Tunnel boring machines are designed to drill large-scale excavation holes into terrain that would otherwise be difficult or even impossible to penetrate. They are commonly used in the construction of underground tunnels and bypasses modern motorway and train tunnels are often built with them-and they are specially designed not just to cut through rock and earth, but crucially to support the tunnel in the process. Additionally, today's most advanced boring machines are engineered to remove debris as it is generated by the drilling process, with rocks and rubble transported to the rear of an assembly on conveyor belts for easy disposal.

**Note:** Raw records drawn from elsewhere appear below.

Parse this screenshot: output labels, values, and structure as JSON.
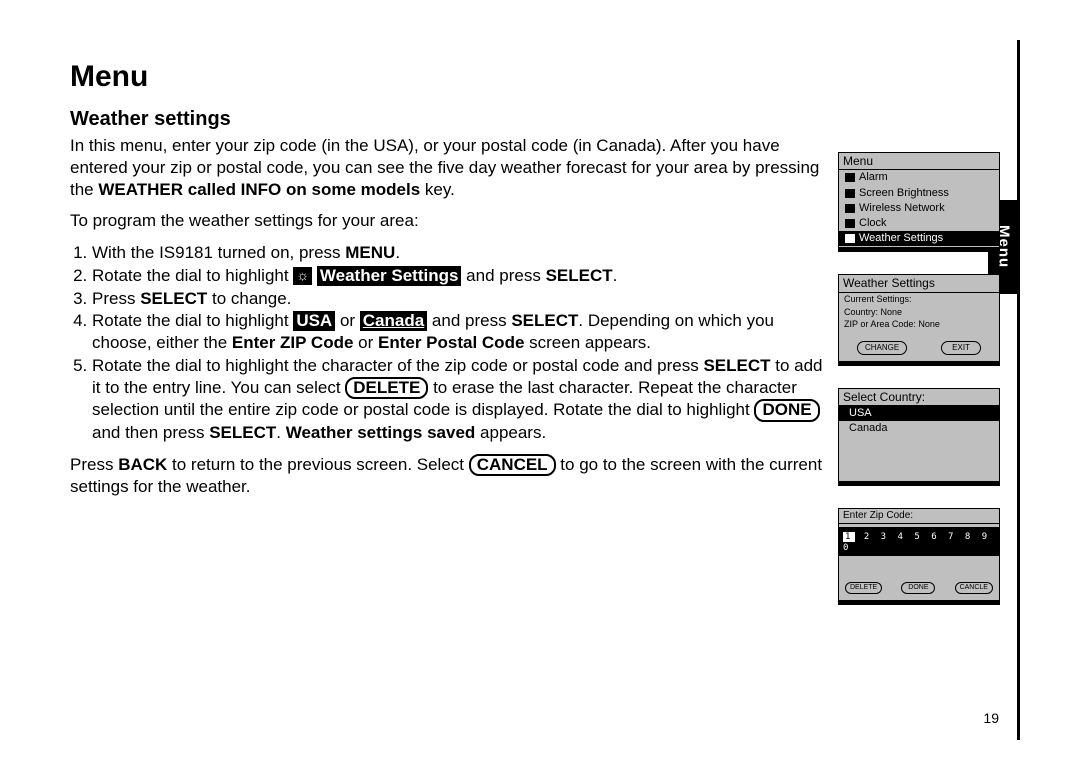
{
  "title": "Menu",
  "subtitle": "Weather settings",
  "sideTab": "Menu",
  "pageNumber": "19",
  "intro": {
    "p1a": "In this menu, enter your zip code (in the USA), or your postal code (in Canada). After you have entered your zip or postal code, you can see the five day weather forecast for your area by pressing the ",
    "p1b_bold": "WEATHER called INFO on some models",
    "p1c": " key.",
    "p2": "To program the weather settings for your area:"
  },
  "steps": {
    "s1a": "With the IS9181 turned on, press ",
    "s1b_bold": "MENU",
    "s1c": ".",
    "s2a": "Rotate the dial to highlight ",
    "s2_icon": "☼",
    "s2b_inv": "Weather Settings",
    "s2c": " and press ",
    "s2d_bold": "SELECT",
    "s2e": ".",
    "s3a": "Press ",
    "s3b_bold": "SELECT",
    "s3c": " to change.",
    "s4a": "Rotate the dial to highlight ",
    "s4b_inv": "USA",
    "s4c": " or ",
    "s4d_inv": "Canada",
    "s4e": " and press ",
    "s4f_bold": "SELECT",
    "s4g": ". Depending on which you choose, either the ",
    "s4h_bold": "Enter ZIP Code",
    "s4i": " or ",
    "s4j_bold": "Enter Postal Code",
    "s4k": " screen appears.",
    "s5a": "Rotate the dial to highlight the character of the zip code or postal code and press ",
    "s5b_bold": "SELECT",
    "s5c": " to add it to the entry line. You can select ",
    "s5d_pill": "DELETE",
    "s5e": " to erase the last character. Repeat the character selection until the entire zip code or postal code is displayed. Rotate the dial to highlight ",
    "s5f_pill": "DONE",
    "s5g": " and then press ",
    "s5h_bold": "SELECT",
    "s5i": ". ",
    "s5j_bold": "Weather settings saved",
    "s5k": " appears."
  },
  "outro": {
    "a": "Press ",
    "b_bold": "BACK",
    "c": " to return to the previous screen. Select ",
    "d_pill": "CANCEL",
    "e": " to go to the screen with the current settings for the weather."
  },
  "screens": {
    "menu": {
      "header": "Menu",
      "items": [
        "Alarm",
        "Screen Brightness",
        "Wireless Network",
        "Clock",
        "Weather Settings"
      ],
      "selectedIndex": 4
    },
    "weather": {
      "header": "Weather Settings",
      "lines": [
        "Current Settings:",
        "Country: None",
        "ZIP or Area Code: None"
      ],
      "buttons": [
        "CHANGE",
        "EXIT"
      ]
    },
    "country": {
      "header": "Select Country:",
      "items": [
        "USA",
        "Canada"
      ],
      "selectedIndex": 0
    },
    "zip": {
      "header": "Enter Zip Code:",
      "digits_hl": "1",
      "digits_rest": "2 3 4 5 6 7 8 9 0",
      "buttons": [
        "DELETE",
        "DONE",
        "CANCLE"
      ]
    }
  }
}
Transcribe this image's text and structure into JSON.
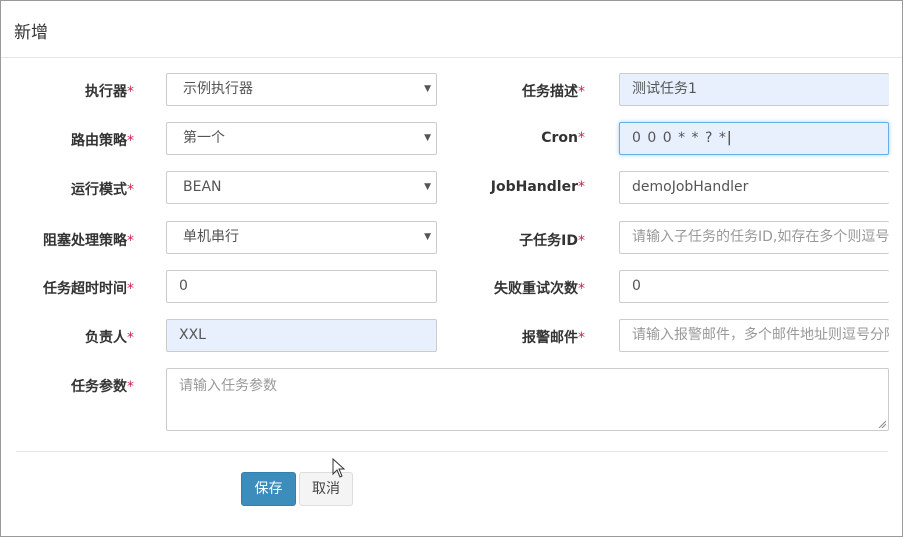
{
  "dialog": {
    "title": "新增"
  },
  "form": {
    "executor": {
      "label": "执行器",
      "value": "示例执行器"
    },
    "route_strategy": {
      "label": "路由策略",
      "value": "第一个"
    },
    "run_mode": {
      "label": "运行模式",
      "value": "BEAN"
    },
    "block_strategy": {
      "label": "阻塞处理策略",
      "value": "单机串行"
    },
    "timeout": {
      "label": "任务超时时间",
      "value": "0"
    },
    "author": {
      "label": "负责人",
      "value": "XXL"
    },
    "job_param": {
      "label": "任务参数",
      "placeholder": "请输入任务参数"
    },
    "job_desc": {
      "label": "任务描述",
      "value": "测试任务1"
    },
    "cron": {
      "label": "Cron",
      "value": "0 0 0 * * ? *"
    },
    "job_handler": {
      "label": "JobHandler",
      "value": "demoJobHandler"
    },
    "child_job_id": {
      "label": "子任务ID",
      "placeholder": "请输入子任务的任务ID,如存在多个则逗号分隔"
    },
    "fail_retry": {
      "label": "失败重试次数",
      "value": "0"
    },
    "alarm_email": {
      "label": "报警邮件",
      "placeholder": "请输入报警邮件，多个邮件地址则逗号分隔"
    },
    "required_mark": "*"
  },
  "footer": {
    "save_label": "保存",
    "cancel_label": "取消"
  },
  "colors": {
    "primary": "#3c8dbc",
    "required": "#c7254e",
    "autofill": "#e8f0fe"
  }
}
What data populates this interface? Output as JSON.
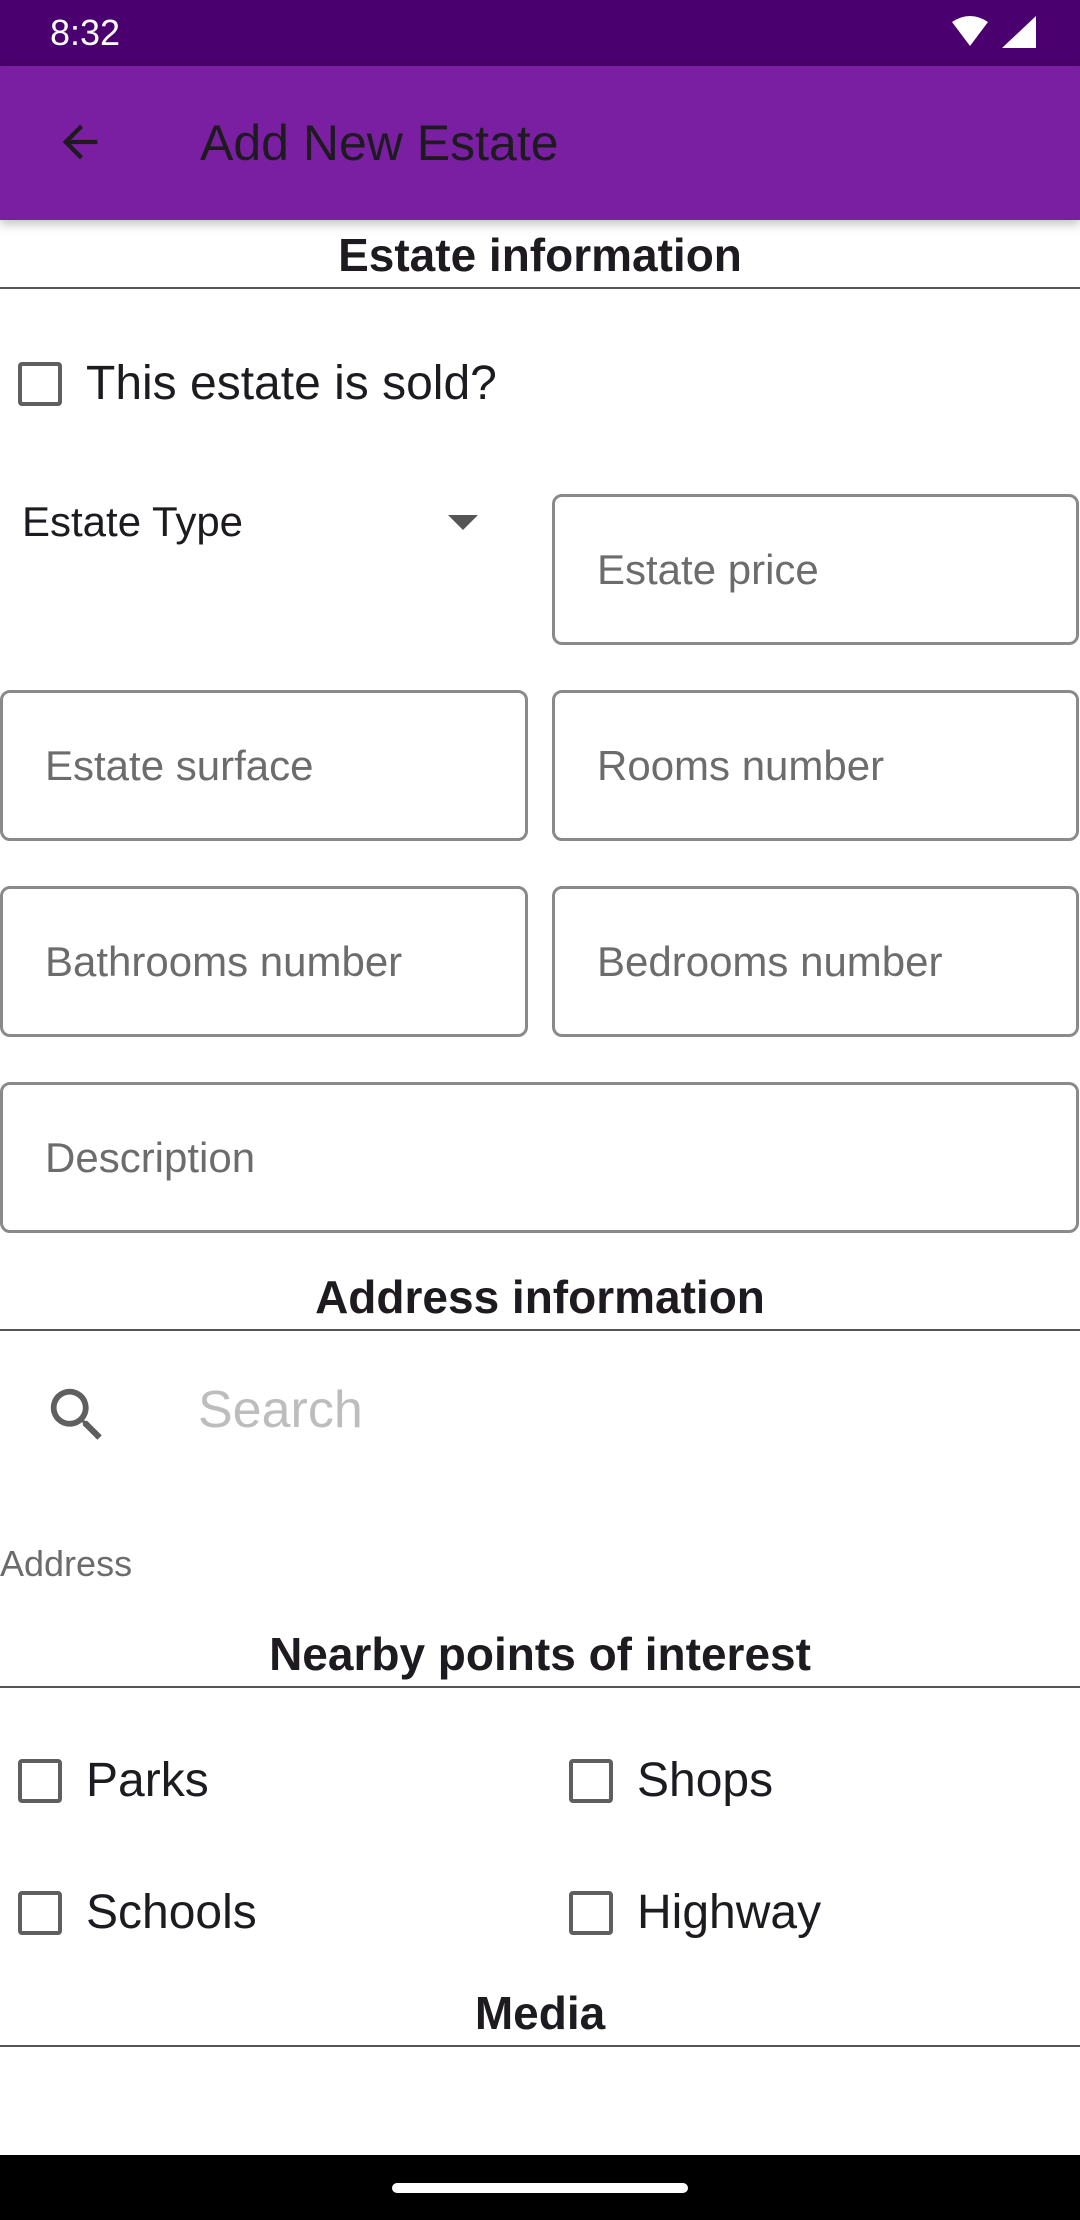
{
  "status_bar": {
    "time": "8:32",
    "icons": [
      "wifi-icon",
      "cell-signal-icon"
    ]
  },
  "app_bar": {
    "title": "Add New Estate",
    "back_icon": "arrow-back-icon",
    "background": "#7b1fa2",
    "status_background": "#4a006e"
  },
  "estate_section": {
    "title": "Estate information",
    "sold_checkbox": {
      "label": "This estate is sold?",
      "checked": false
    },
    "type_dropdown": {
      "label": "Estate Type"
    },
    "fields": {
      "price": {
        "placeholder": "Estate price",
        "value": ""
      },
      "surface": {
        "placeholder": "Estate surface",
        "value": ""
      },
      "rooms": {
        "placeholder": "Rooms number",
        "value": ""
      },
      "bathrooms": {
        "placeholder": "Bathrooms number",
        "value": ""
      },
      "bedrooms": {
        "placeholder": "Bedrooms number",
        "value": ""
      },
      "description": {
        "placeholder": "Description",
        "value": ""
      }
    }
  },
  "address_section": {
    "title": "Address information",
    "search": {
      "placeholder": "Search",
      "value": ""
    },
    "address_label": "Address"
  },
  "poi_section": {
    "title": "Nearby points of interest",
    "items": [
      {
        "label": "Parks",
        "checked": false
      },
      {
        "label": "Shops",
        "checked": false
      },
      {
        "label": "Schools",
        "checked": false
      },
      {
        "label": "Highway",
        "checked": false
      }
    ]
  },
  "media_section": {
    "title": "Media"
  }
}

Key to any tunnel-boring machine though is its colossal cutterhead, a cylindrical wall of disc cutters and drills that-in partnership with extreme pressure, which is generated by the bore's thrust cylinders-literally crush any material that sits in its path. The largest of these cutterheads currently in operation isa 15.2-meter (49.8-foot) across Herrenknecht-brand EPB Shield, a record-breaking piece of machinery that was used to carve out chunks of earth in the construction of Madrid's M-30 motorway north tunnel. The total assembly is huge and it weighs hundreds of tons.
This part can rotate around the machine's axisand drill holes into therockfor supporting metalbolts.
The rear of the bore and the back-up systems rest on the feet of the walking device. They are lifted as tunneling progresses and the back-up system follows.
These press the rotating cutterhead against the tunnel face.
The system's buckets transport the excavated rubble behind the cutterhead onto a conveyor belt system.
These are mounted in the cutterhead and roll in concentric circles over the tunnel face. The contact pressure crushes the rock.
All the excavation tools are mounted in the cutterhead, which also supports the tunnel face.